The proposed merger between retail giants Sainsburys and Asda could threaten jobs in the supply chain.
Up to 2,500 jobs could be at risk, according to think-tank New Economics Foundation.
Merger saving money
The idea behind the merger is to partner up two supermarkets and create a shopping choice which is better for all customers. Sainsburys say that they can reduce the price of everyday items by up to 10% when their supply chain is condensed, and they also say that they won’t be prepared to shut any stores. That means that there will be a large number of retail food jobs which are kept safe, so long as the Competition and Markets Authority does not consider the large amount of stores to represent a significant monopoly risk.
Once put together, the two retailers will have a combined store figure of 2,800 sites, and they will also represent annual sales of £51 billion according to 2017’s statistics. Needless to say, this is a big move, and will represent a huge change in the retail marketplace.
However, not everyone sees the idea in a positive light. Alfie Stirling is the head of economics at the New Economics Foundation, or NEF. He said, “If the proposed merger between Sainsbury’s and Asda is allowed to proceed, we are likely to see a classic case of monopoly-like power in a market where things are already heavily stacked towards the ‘big guys’. This is part of a broader picture, where time and again UK capitalism shows itself to be geared against small business in a way rarely seen in the rest of western Europe. Small and medium-sized firms make up more than 99% of all UK companies, 60% of employment and nearly half of turnover, yet they are repeatedly required to play second fiddle.”

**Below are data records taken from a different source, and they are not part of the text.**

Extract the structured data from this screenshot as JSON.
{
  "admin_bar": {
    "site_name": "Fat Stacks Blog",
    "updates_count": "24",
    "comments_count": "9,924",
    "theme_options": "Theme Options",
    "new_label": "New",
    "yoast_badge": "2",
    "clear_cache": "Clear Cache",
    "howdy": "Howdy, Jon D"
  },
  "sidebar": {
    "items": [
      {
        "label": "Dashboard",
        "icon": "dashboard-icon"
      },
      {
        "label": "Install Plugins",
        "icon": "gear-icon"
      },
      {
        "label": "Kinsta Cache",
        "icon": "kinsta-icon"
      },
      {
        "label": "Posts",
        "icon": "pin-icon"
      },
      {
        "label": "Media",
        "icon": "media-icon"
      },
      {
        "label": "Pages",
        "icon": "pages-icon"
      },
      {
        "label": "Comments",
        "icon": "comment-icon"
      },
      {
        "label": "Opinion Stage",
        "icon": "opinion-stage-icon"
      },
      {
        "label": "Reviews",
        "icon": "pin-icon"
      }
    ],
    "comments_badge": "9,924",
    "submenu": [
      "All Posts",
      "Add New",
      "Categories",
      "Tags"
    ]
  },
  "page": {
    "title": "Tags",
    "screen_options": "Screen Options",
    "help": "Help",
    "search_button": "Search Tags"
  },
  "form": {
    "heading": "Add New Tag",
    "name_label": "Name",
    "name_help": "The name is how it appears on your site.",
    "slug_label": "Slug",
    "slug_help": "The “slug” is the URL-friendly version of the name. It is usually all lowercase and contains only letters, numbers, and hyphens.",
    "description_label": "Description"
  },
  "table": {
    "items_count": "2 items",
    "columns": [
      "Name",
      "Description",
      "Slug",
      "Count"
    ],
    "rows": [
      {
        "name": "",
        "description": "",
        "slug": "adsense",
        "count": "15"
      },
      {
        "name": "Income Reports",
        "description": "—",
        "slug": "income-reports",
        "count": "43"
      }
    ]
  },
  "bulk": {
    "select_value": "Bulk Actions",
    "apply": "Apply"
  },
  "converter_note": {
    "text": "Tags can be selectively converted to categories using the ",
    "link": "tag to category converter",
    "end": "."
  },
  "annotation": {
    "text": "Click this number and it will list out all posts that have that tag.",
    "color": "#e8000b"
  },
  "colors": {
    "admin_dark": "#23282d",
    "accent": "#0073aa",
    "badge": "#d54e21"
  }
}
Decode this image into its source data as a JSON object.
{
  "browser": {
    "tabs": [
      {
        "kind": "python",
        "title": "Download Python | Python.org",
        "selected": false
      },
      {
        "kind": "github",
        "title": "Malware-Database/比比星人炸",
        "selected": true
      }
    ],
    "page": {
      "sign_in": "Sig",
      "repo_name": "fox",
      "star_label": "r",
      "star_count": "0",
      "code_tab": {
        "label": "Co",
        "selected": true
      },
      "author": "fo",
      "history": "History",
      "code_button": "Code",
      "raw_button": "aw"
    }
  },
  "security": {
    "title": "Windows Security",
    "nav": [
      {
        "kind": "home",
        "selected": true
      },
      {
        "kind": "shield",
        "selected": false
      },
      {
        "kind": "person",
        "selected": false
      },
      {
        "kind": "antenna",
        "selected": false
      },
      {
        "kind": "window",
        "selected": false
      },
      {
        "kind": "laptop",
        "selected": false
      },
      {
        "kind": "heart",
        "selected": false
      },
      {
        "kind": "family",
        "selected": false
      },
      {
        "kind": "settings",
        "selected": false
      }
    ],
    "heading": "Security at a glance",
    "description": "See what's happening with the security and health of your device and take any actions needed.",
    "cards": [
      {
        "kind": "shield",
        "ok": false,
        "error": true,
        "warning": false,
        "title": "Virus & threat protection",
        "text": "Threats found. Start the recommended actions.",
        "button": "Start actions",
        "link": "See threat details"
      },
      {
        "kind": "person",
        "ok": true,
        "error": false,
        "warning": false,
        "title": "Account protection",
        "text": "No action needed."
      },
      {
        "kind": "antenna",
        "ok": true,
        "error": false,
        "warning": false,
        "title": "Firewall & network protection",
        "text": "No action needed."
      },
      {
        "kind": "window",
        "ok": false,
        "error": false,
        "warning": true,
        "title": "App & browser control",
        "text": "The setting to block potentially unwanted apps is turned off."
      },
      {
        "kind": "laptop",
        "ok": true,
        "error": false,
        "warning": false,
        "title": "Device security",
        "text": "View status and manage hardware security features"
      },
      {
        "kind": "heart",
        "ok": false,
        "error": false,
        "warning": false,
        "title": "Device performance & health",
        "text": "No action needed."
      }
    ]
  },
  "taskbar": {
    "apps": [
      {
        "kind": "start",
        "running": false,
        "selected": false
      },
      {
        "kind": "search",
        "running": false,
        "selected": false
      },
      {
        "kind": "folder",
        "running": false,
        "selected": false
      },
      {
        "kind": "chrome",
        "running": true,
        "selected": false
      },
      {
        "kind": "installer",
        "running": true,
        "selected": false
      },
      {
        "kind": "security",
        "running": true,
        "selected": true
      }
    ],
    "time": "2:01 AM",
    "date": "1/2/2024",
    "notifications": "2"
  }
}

Job risk for supply chain
There is also huge concern about what may happen to supply chain jobs. The NEF review suggests that passing on the 10% price cut to core suppliers as well as merging the needs of the two retailers may lead to between a 5 to 10% cut in output. This would mean a loss of between 1,200 and 2,500 jobs.
A statement from the report reads, “The total job losses related to a cut in prices for supermarket suppliers could be higher in reality, as these estimates do not cover the total supply chain, or the further impact of lost demand in local economies from reduced spending by companies, employees and their families, which could lead to further business closures and job losses outside of supermarket supply chains.”
A spokesperson from Sainsbury’s made it clear that the company does not agree with the report’s findings. They said: “We strongly refute the NEF’s methodology and conclusions. A more resilient business, with lower prices and increased sales will result in higher volumes for suppliers. The proposed combination would create opportunities for suppliers, as well as for customers, colleagues and shareholders.”
An Asda spokesperson added: “If it’s good for customers, volumes grow, which is good for suppliers, with whom we have established long-term relationships. On that basis, this is an opportunity to grow together.”
However, the NEF is not the only body to have expressed concerns about the merger. If it does go ahead, there will need to be in-depth examination of all possible outcomes from the government’s investigative bodies, which is a process that will surely take time. We are not likely to see a sudden resolution of the problem, or an announcement that the merger is definitely going ahead, in the near future.